Common eye diseases for women

In Canada, the major causes of vision loss include AMD, diabetic retinopathy, glaucoma, cataracts, and refractive error – all of which women are more at risk of developing.

AMD. Most commonly found among people age 70 and older, AMD causes damage to the macula, a small spot near the centre of the retina and the part of the eye needed for sharp, central vision. The macula lets us see objects that are directly in front of it. There are about 1.4 million Canadians living with AMD, many of whom have vision loss or are at risk. Women are twice as likely to develop AMD as men.  

Cataracts. Cataracts develop when the lens of the eye becomes clouded, causing vision loss and eventually blindness if not treated. Minor surgery to remove the clouded lens is very common and highly successful. An age-related condition, more than half of North Americans aged 65 and older have had at least one cataract.

Diabetic retinopathy. Caused by changes in the blood vessels of the retina, diabetic retinopathy makes blood vessels in both eyes swell and leak fluid. For some people, abnormal new blood vessels grow on the surface of the retina, the light-sensitive tissue at the back of the eye.

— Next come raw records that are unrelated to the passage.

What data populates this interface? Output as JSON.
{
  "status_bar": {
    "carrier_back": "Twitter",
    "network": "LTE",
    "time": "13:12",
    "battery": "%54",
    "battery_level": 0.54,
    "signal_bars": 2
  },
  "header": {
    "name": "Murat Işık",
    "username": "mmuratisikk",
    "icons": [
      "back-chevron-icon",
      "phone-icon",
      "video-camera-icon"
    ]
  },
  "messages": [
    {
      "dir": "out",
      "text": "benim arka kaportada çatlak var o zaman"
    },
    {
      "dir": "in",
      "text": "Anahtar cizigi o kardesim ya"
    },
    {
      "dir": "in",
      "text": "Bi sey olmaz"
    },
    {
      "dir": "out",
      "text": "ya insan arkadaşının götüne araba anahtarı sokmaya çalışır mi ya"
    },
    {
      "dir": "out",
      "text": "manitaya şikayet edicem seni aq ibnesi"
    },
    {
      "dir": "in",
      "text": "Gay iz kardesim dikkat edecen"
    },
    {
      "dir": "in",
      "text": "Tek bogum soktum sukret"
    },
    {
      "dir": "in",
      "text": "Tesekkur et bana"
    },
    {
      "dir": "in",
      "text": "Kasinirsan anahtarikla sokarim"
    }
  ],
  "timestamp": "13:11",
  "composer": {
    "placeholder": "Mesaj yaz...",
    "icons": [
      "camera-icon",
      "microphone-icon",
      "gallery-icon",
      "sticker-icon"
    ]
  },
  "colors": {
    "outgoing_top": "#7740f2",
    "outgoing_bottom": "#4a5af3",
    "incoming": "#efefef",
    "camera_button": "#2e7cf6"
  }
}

A healthy retina is necessary for good vision. Diabetic retinopathy commonly develops in women who have diabetes during pregnancy. This includes both women who have had diabetes before their pregnancies and those who develop gestational diabetes during a pregnancy.

Dry eye disease. Dry eye disease develops when the eye doesn’t create enough tears to lubricate the surface of the eye. Although not a cause of blindness, dry eye disease increases your chances of infection and leads to visual impairment. Women suffer from this disease two to three times more than men. Birth control usage and hormonal changes are thought to be a cause. Treatment includes artificial tear solutions, ointment, or the insertion of tear duct plugs.

Glaucoma. Glaucoma is a progressive eye disease often related to an increase in internal eye pressure, which can lead to gradual damage of the optic nerve and permanent vision loss. The optic nerve is made up of fibres that carry images to the brain, much like an electric cable filled with wire. When glaucoma damages the optic nerve fibres, blind spots develop. As the damage progresses, blank spots begin to appear in the field of vision. If the entire nerve is destroyed, vision is lost completely.

Refractive error. Refractive errors occur when the shape of the eye prevents light from focusing directly on the retina. The length of the eyeball (longer or shorter), changes in the shape of the cornea, or aging of the lens can cause refractive errors. Refractive errors can be corrected with eyeglasses, contact lenses, or surgery. Since the number of people with poor vision due to uncorrected (or undercorrected) refractive error increases greatly in older age groups, women are more often affected due to their longer average life span.

Prevention here at home

In Canada, there are more than 5.5 million people living with a major eye disease that could cause vision loss. Women make up over half of the population of the blind (57%) and are more likely than men to report having a sight-limiting condition (59%). Even with access to western medicine, more than 75% of visual impairment is estimated to be preventable or correctable.

To diagnose an eye disease in its early stages, women should receive regular eye exams to monitor their vision status and eye health. It is recommended that pregnant women see their eye doctor regularly to discuss any vision changes. Eating a healthy diet rich in vitamin C, vitamin E, beta carotene, lutein, zinc, omega-3 fatty acids, and zeaxanthin will help maintain vision. Keep a diet that is low in sodium and caffeine but high in water intake. As with many diseases, smoking vastly increases your risk of eye disease.

At FYidoctors we offer comprehensive eye exams with diagnostic equipment that help detect many of these vision issues before they become more serious. Talk to your local FYidoctors professional to find out more about eye health risks to women.